Problem to solve: Repeat exactly, and only, the lines from the one holding "Give me the" through the last line of the records below.

Data records
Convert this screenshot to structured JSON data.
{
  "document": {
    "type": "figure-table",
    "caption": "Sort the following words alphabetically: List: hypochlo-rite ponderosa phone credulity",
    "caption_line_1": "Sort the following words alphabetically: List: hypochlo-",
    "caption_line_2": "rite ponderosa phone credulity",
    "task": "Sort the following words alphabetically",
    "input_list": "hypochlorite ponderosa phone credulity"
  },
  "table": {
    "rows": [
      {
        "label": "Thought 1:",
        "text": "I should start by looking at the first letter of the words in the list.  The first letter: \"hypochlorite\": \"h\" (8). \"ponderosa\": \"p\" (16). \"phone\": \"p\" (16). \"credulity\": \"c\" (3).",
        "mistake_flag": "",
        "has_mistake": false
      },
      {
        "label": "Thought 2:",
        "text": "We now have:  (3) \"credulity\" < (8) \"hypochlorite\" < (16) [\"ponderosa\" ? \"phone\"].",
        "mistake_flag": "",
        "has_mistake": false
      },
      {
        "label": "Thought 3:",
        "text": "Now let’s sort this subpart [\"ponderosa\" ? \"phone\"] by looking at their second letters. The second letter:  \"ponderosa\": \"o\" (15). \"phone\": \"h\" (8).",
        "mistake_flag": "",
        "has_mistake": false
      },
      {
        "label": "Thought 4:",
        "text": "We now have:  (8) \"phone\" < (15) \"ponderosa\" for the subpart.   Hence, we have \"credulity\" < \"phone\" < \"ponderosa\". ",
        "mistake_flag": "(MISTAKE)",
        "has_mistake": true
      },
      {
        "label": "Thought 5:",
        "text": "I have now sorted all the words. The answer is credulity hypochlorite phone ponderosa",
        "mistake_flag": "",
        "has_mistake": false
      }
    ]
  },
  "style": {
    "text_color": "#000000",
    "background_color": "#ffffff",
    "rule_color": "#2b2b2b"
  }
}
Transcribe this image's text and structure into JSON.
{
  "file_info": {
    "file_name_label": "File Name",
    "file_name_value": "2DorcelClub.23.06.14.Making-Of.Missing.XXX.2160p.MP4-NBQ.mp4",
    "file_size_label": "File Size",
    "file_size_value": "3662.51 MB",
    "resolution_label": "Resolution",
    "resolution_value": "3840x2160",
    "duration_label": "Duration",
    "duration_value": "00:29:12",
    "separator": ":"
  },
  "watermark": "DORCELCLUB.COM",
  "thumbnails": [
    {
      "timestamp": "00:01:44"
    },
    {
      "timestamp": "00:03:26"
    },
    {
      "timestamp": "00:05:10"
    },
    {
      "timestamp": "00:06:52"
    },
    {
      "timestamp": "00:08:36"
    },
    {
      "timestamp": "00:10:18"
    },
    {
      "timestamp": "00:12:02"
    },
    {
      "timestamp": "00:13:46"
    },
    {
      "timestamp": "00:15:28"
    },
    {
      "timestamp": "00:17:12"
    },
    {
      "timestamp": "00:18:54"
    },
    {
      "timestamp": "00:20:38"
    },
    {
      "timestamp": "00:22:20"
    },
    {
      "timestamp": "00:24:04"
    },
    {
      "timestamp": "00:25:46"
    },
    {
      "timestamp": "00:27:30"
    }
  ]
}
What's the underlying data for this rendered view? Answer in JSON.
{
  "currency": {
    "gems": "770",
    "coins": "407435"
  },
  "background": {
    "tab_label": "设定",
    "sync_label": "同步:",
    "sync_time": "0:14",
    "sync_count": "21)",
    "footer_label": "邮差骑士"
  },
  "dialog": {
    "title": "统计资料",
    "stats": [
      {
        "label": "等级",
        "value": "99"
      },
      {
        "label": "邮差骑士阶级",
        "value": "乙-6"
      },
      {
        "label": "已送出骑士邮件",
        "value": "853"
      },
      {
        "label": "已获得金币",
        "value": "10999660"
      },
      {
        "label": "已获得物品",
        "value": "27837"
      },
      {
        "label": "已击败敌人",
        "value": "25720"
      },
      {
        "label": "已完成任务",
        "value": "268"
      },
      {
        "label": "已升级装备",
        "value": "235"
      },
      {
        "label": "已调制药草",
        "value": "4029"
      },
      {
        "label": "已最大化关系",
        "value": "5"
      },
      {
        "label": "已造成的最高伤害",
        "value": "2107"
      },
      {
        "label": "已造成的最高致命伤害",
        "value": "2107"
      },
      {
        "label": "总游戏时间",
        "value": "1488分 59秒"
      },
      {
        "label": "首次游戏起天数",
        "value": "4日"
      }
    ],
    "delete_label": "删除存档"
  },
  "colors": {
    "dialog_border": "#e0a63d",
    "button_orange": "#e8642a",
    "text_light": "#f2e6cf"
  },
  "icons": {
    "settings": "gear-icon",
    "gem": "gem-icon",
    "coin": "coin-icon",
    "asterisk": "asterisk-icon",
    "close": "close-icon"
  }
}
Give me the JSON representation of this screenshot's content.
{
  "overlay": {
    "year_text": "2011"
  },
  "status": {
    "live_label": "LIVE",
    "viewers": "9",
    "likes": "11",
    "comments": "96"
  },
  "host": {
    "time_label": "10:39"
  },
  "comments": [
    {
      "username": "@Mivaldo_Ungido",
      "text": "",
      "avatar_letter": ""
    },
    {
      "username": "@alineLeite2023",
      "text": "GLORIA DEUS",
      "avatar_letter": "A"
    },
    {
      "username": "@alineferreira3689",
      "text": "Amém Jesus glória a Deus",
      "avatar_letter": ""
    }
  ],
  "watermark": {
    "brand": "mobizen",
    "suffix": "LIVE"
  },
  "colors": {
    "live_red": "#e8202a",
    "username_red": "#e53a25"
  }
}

Solution for this problem:
Give me the JSON representation of this screenshot's content.
{
  "overlay": {
    "year_text": "2011"
  },
  "status": {
    "live_label": "LIVE",
    "viewers": "9",
    "likes": "11",
    "comments": "96"
  },
  "host": {
    "time_label": "10:39"
  },
  "comments": [
    {
      "username": "@Mivaldo_Ungido",
      "text": "",
      "avatar_letter": ""
    },
    {
      "username": "@alineLeite2023",
      "text": "GLORIA DEUS",
      "avatar_letter": "A"
    },
    {
      "username": "@alineferreira3689",
      "text": "Amém Jesus glória a Deus",
      "avatar_letter": ""
    }
  ],
  "watermark": {
    "brand": "mobizen",
    "suffix": "LIVE"
  },
  "colors": {
    "live_red": "#e8202a",
    "username_red": "#e53a25"
  }
}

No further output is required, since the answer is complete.